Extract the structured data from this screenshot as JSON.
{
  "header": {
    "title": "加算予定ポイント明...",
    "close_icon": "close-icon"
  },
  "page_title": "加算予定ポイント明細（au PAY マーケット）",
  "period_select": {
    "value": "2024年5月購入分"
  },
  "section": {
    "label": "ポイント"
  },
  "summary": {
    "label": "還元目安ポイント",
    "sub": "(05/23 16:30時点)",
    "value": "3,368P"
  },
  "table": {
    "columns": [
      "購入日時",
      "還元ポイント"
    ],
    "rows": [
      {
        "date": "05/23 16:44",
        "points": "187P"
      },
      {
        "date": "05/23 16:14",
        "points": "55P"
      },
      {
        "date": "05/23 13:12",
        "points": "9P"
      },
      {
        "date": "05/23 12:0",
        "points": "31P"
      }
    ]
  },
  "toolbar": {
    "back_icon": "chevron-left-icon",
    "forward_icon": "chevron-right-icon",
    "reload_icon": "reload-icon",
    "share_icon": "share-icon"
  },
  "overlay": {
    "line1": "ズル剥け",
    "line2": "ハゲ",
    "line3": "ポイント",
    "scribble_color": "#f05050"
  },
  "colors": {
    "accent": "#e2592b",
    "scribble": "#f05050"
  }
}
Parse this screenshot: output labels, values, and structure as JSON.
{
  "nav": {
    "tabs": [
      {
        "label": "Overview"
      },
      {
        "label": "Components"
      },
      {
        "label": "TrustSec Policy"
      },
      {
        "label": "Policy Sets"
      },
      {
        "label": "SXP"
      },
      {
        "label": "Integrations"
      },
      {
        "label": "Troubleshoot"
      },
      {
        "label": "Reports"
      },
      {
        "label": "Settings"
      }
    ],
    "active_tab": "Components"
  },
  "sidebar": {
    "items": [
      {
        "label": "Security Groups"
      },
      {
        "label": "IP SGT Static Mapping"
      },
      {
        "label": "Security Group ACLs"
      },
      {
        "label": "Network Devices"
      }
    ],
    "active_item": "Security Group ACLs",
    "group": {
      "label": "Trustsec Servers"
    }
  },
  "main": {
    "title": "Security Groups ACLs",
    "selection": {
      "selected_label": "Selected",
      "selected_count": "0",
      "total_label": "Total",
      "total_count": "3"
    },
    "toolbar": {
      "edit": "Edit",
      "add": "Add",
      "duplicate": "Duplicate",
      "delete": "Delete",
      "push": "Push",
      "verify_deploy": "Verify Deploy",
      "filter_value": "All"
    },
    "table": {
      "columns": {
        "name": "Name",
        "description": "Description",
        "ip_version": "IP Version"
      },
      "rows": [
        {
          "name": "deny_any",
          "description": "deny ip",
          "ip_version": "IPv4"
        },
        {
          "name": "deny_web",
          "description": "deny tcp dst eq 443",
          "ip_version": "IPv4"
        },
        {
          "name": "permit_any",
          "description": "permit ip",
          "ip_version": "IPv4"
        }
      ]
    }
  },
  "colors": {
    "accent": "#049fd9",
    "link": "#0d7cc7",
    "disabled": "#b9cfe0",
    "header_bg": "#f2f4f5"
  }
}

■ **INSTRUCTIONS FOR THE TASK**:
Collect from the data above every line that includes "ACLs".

■ **OUTPUT FOR THIS TASK**:
        "label": "Security Group ACLs"
    "active_item": "Security Group ACLs",
    "title": "Security Groups ACLs",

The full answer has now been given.